Entries from a dataset of interfaces:
....

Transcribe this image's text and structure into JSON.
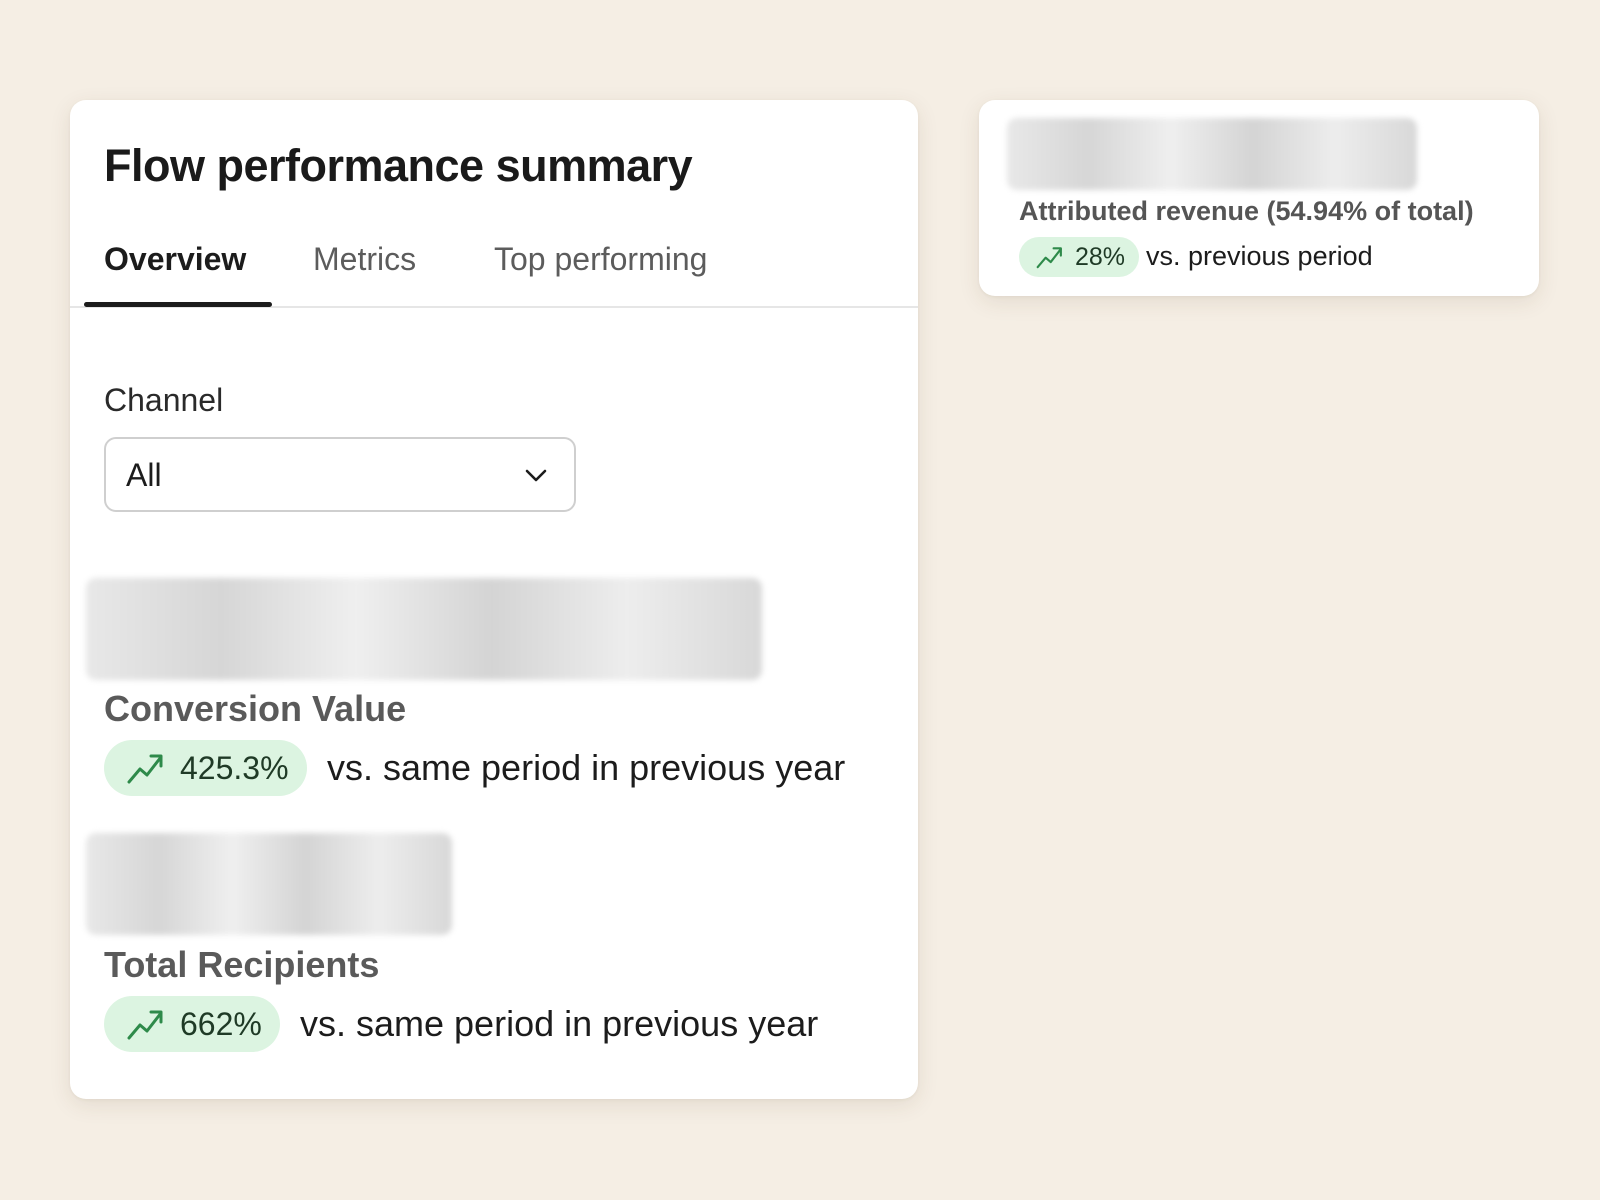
{
  "main_card": {
    "title": "Flow performance summary",
    "tabs": [
      {
        "label": "Overview",
        "active": true
      },
      {
        "label": "Metrics",
        "active": false
      },
      {
        "label": "Top performing",
        "active": false
      }
    ],
    "channel": {
      "label": "Channel",
      "selected": "All"
    },
    "metrics": [
      {
        "label": "Conversion Value",
        "change": "425.3%",
        "comparison": "vs. same period in previous year"
      },
      {
        "label": "Total Recipients",
        "change": "662%",
        "comparison": "vs. same period in previous year"
      }
    ]
  },
  "side_card": {
    "label": "Attributed revenue (54.94% of total)",
    "change": "28%",
    "comparison": "vs. previous period"
  },
  "icons": {
    "trend": "trend-up-icon",
    "dropdown": "chevron-down-icon"
  },
  "colors": {
    "background": "#f5eee4",
    "pill_bg": "#dcf4e1",
    "trend_green": "#2e8a4a"
  }
}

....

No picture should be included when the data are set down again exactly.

Transcribe this image's text and structure into JSON.
{
  "main_card": {
    "title": "Flow performance summary",
    "tabs": [
      {
        "label": "Overview",
        "active": true
      },
      {
        "label": "Metrics",
        "active": false
      },
      {
        "label": "Top performing",
        "active": false
      }
    ],
    "channel": {
      "label": "Channel",
      "selected": "All"
    },
    "metrics": [
      {
        "label": "Conversion Value",
        "change": "425.3%",
        "comparison": "vs. same period in previous year"
      },
      {
        "label": "Total Recipients",
        "change": "662%",
        "comparison": "vs. same period in previous year"
      }
    ]
  },
  "side_card": {
    "label": "Attributed revenue (54.94% of total)",
    "change": "28%",
    "comparison": "vs. previous period"
  },
  "icons": {
    "trend": "trend-up-icon",
    "dropdown": "chevron-down-icon"
  },
  "colors": {
    "background": "#f5eee4",
    "pill_bg": "#dcf4e1",
    "trend_green": "#2e8a4a"
  }
}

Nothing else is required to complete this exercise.